PhilMusic Update - February 11, 2000
TEAM-UP AT OPEN UP
& photos by
Saturday, January 22nd, 2000, fans made their way to the Fort at the
Bonifacio Global City for Nescafe’s
Open Up concert.
It was one part of a four-city simultaneous production held that night in Baguio,
Cebu, Davao and Manila.
Baguio featured RiverMaya and Mike
Cebu had South Border and Hotdog;
True Faith was with Sampaguita
Davao. And in Manila, we had the Eraserheads with
the Apo Hiking Society, who were backed by Ugoy-Ugoy.
The idea, as it presented itself, is a night of bands jamming, crossing boundaries, musical genres and age. The bottom line was real, honest OPM, as we know it, and as it could have been. Word was, the paired bands were to perform covers of each other’s songs.
Act: The Eraserheads.
tunes and current releases filled the Eheads’ set list.
Eliciting appreciative shrieks from the crowd were songs like “Ligaya”,
“Alapaap”, and “Ang Huling ElBimbo”.
From the onset, it was an evening animated with people who’d been
waiting for the show to start and were looking for the best view. Adrenaline
levels were intense enough to smell by the time the Eheads stepped up to the
stage. The crowd cheered and sang along. And that was just the beginning.
Act: The Apo Hiking Society.
must admit, I had doubts about how the Apo would pull this one off. Could young
crowds still relate to them? Well frankly, the trio delivers—no matter what
the demographic of their audience! Injecting their distinct flavor into
entertaining medleys and classic Apo songs, they bowled the people over with
their signature wacky humor and nostalgia trips. (Although, admittedly, there
were some recycled spiels, but no one seemed to mind.) A sentimental moment was
hearing the favorite “Batang-Bata Ka Pa” sung with Danny Javier’s own
teenage daughter. Backed by the Ugoy-Ugoy’s outstanding ensemble, the Apo was
in terrific form.
was a big historical moment. Contemporary masa-loved
Eraserheads paired with the veteran Apo Hiking Society. Definitely a curious
off, the Apo Hiking Society and the Eraserheads jammed together onstage. They
went through segments of each others’ songs – the Apo covering the Eheads’
“Ulan”, “Overdrive” and “Toyang” and the Eheads covering the Apo’s
“Panalangin”, “American Junk” and “Pag-Ibig”.
on, proving that there were no boundaries in music, they performed each
other’s songs in each other’s styles. As
Jim Paredes put it, “Parang kami yung nagka-plaka.”
Eraserheads, Apo style;
Apo Hiking, Eheads style.
the Apo and the Eheads re-arranged and rehearsed the selected songs
independently of each other. Anyone observing them would have noticed the look

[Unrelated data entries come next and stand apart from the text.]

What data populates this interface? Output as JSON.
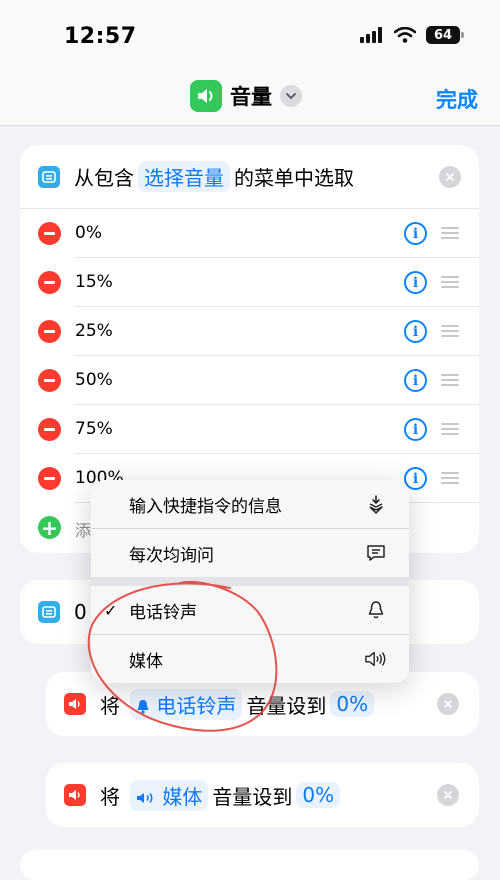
{
  "status": {
    "time": "12:57",
    "battery": "64"
  },
  "nav": {
    "title": "音量",
    "done": "完成"
  },
  "menu": {
    "header_prefix": "从包含",
    "header_token": "选择音量",
    "header_suffix": "的菜单中选取",
    "options": [
      "0%",
      "15%",
      "25%",
      "50%",
      "75%",
      "100%"
    ],
    "add_label": "添"
  },
  "otherwise": {
    "text": "0"
  },
  "popup": {
    "items": [
      {
        "label": "输入快捷指令的信息",
        "icon": "shortcut-input-icon"
      },
      {
        "label": "每次均询问",
        "icon": "ask-each-time-icon"
      },
      {
        "label": "电话铃声",
        "icon": "bell-icon",
        "checked": true
      },
      {
        "label": "媒体",
        "icon": "speaker-icon"
      }
    ]
  },
  "actions": [
    {
      "prefix": "将",
      "token": "电话铃声",
      "token_icon": "bell-icon",
      "middle": "音量设到",
      "value": "0%"
    },
    {
      "prefix": "将",
      "token": "媒体",
      "token_icon": "speaker-icon",
      "middle": "音量设到",
      "value": "0%"
    }
  ],
  "colors": {
    "accent": "#0a84ff",
    "delete": "#ff3b30",
    "add": "#34c759",
    "app": "#34c759",
    "annotation": "#e0423c"
  }
}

of amazement on their faces while the members of one band listened to their
song being sung, adopted and owned by the other’s distinct style.
the Apo’s list of Eraserhead songs were “Pare Ko” and “Magasin”. It
was like being transported back to the 1970s and hearing those songs if they
were released then. It was almost – almost
– surreal. The Eraserheads, in turn, brought their own brand of OPM rock into
the Apo’s “Pumapatak ang Ulan” and “Blue Jeans”. Fascinating
interpretations, to say the least.
fireworks shooting up in the sky marked the end of the show. But as far
as most were concerned, the more spectacular show was onstage that night—and
the people watching agreed that good Pinoy music is simply good music,
regardless of time, generation or form.